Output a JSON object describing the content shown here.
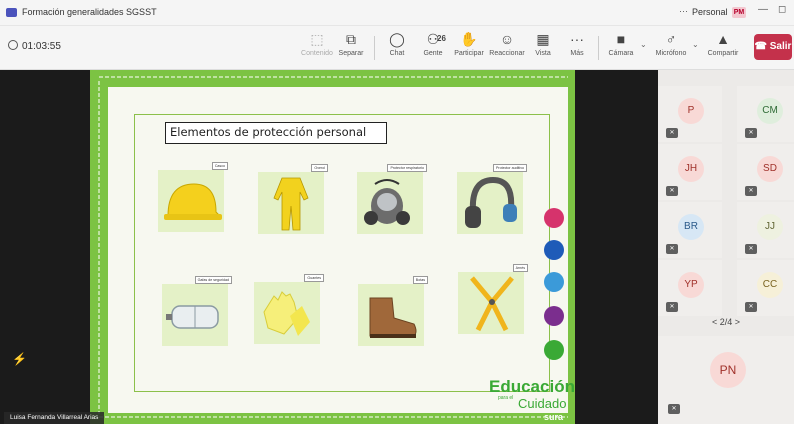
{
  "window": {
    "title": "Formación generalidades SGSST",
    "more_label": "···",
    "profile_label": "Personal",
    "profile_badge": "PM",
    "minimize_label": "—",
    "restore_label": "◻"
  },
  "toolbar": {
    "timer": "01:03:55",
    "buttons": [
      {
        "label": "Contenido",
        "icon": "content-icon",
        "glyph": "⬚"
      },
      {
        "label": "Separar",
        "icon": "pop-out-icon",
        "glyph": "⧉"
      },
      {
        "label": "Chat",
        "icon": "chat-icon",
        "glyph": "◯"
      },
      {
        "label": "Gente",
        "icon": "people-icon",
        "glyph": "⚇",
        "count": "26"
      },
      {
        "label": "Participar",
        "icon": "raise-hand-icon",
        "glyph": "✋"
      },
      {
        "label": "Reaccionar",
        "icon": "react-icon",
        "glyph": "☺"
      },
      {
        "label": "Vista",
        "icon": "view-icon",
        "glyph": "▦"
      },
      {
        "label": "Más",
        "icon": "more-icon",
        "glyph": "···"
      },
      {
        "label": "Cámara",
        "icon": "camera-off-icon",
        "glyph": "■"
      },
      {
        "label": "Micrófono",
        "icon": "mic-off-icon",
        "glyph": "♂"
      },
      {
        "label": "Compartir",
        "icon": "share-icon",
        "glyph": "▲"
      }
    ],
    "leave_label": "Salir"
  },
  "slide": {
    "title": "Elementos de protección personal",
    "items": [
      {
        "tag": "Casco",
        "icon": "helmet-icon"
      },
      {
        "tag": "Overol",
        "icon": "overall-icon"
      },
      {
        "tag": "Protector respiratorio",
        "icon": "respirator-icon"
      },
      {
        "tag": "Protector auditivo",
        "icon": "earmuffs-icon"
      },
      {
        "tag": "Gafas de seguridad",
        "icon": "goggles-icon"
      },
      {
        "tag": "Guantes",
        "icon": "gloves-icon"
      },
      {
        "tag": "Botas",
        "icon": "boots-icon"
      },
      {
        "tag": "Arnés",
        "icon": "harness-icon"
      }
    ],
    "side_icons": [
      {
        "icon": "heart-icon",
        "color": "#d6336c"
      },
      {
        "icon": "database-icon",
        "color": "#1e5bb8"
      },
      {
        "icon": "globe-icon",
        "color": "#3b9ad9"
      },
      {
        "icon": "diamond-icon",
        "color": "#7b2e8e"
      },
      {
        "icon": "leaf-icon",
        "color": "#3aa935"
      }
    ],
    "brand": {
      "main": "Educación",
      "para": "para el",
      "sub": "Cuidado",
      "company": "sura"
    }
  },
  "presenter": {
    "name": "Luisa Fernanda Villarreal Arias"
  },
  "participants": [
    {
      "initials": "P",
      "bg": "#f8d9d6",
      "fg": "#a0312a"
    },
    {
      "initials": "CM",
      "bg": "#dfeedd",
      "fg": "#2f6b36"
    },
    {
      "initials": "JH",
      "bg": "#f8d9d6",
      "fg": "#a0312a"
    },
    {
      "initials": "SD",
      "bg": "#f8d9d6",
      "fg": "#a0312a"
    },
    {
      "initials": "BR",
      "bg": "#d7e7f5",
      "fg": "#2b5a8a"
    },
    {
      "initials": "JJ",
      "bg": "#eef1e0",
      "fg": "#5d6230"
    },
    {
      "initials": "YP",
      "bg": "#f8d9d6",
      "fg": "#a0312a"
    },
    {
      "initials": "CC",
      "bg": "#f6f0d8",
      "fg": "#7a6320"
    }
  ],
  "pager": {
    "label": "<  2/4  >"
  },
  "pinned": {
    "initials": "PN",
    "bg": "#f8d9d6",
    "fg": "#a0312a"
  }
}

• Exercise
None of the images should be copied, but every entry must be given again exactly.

• Exercise solution
Output a JSON object describing the content shown here.
{
  "window": {
    "title": "Formación generalidades SGSST",
    "more_label": "···",
    "profile_label": "Personal",
    "profile_badge": "PM",
    "minimize_label": "—",
    "restore_label": "◻"
  },
  "toolbar": {
    "timer": "01:03:55",
    "buttons": [
      {
        "label": "Contenido",
        "icon": "content-icon",
        "glyph": "⬚"
      },
      {
        "label": "Separar",
        "icon": "pop-out-icon",
        "glyph": "⧉"
      },
      {
        "label": "Chat",
        "icon": "chat-icon",
        "glyph": "◯"
      },
      {
        "label": "Gente",
        "icon": "people-icon",
        "glyph": "⚇",
        "count": "26"
      },
      {
        "label": "Participar",
        "icon": "raise-hand-icon",
        "glyph": "✋"
      },
      {
        "label": "Reaccionar",
        "icon": "react-icon",
        "glyph": "☺"
      },
      {
        "label": "Vista",
        "icon": "view-icon",
        "glyph": "▦"
      },
      {
        "label": "Más",
        "icon": "more-icon",
        "glyph": "···"
      },
      {
        "label": "Cámara",
        "icon": "camera-off-icon",
        "glyph": "■"
      },
      {
        "label": "Micrófono",
        "icon": "mic-off-icon",
        "glyph": "♂"
      },
      {
        "label": "Compartir",
        "icon": "share-icon",
        "glyph": "▲"
      }
    ],
    "leave_label": "Salir"
  },
  "slide": {
    "title": "Elementos de protección personal",
    "items": [
      {
        "tag": "Casco",
        "icon": "helmet-icon"
      },
      {
        "tag": "Overol",
        "icon": "overall-icon"
      },
      {
        "tag": "Protector respiratorio",
        "icon": "respirator-icon"
      },
      {
        "tag": "Protector auditivo",
        "icon": "earmuffs-icon"
      },
      {
        "tag": "Gafas de seguridad",
        "icon": "goggles-icon"
      },
      {
        "tag": "Guantes",
        "icon": "gloves-icon"
      },
      {
        "tag": "Botas",
        "icon": "boots-icon"
      },
      {
        "tag": "Arnés",
        "icon": "harness-icon"
      }
    ],
    "side_icons": [
      {
        "icon": "heart-icon",
        "color": "#d6336c"
      },
      {
        "icon": "database-icon",
        "color": "#1e5bb8"
      },
      {
        "icon": "globe-icon",
        "color": "#3b9ad9"
      },
      {
        "icon": "diamond-icon",
        "color": "#7b2e8e"
      },
      {
        "icon": "leaf-icon",
        "color": "#3aa935"
      }
    ],
    "brand": {
      "main": "Educación",
      "para": "para el",
      "sub": "Cuidado",
      "company": "sura"
    }
  },
  "presenter": {
    "name": "Luisa Fernanda Villarreal Arias"
  },
  "participants": [
    {
      "initials": "P",
      "bg": "#f8d9d6",
      "fg": "#a0312a"
    },
    {
      "initials": "CM",
      "bg": "#dfeedd",
      "fg": "#2f6b36"
    },
    {
      "initials": "JH",
      "bg": "#f8d9d6",
      "fg": "#a0312a"
    },
    {
      "initials": "SD",
      "bg": "#f8d9d6",
      "fg": "#a0312a"
    },
    {
      "initials": "BR",
      "bg": "#d7e7f5",
      "fg": "#2b5a8a"
    },
    {
      "initials": "JJ",
      "bg": "#eef1e0",
      "fg": "#5d6230"
    },
    {
      "initials": "YP",
      "bg": "#f8d9d6",
      "fg": "#a0312a"
    },
    {
      "initials": "CC",
      "bg": "#f6f0d8",
      "fg": "#7a6320"
    }
  ],
  "pager": {
    "label": "<  2/4  >"
  },
  "pinned": {
    "initials": "PN",
    "bg": "#f8d9d6",
    "fg": "#a0312a"
  }
}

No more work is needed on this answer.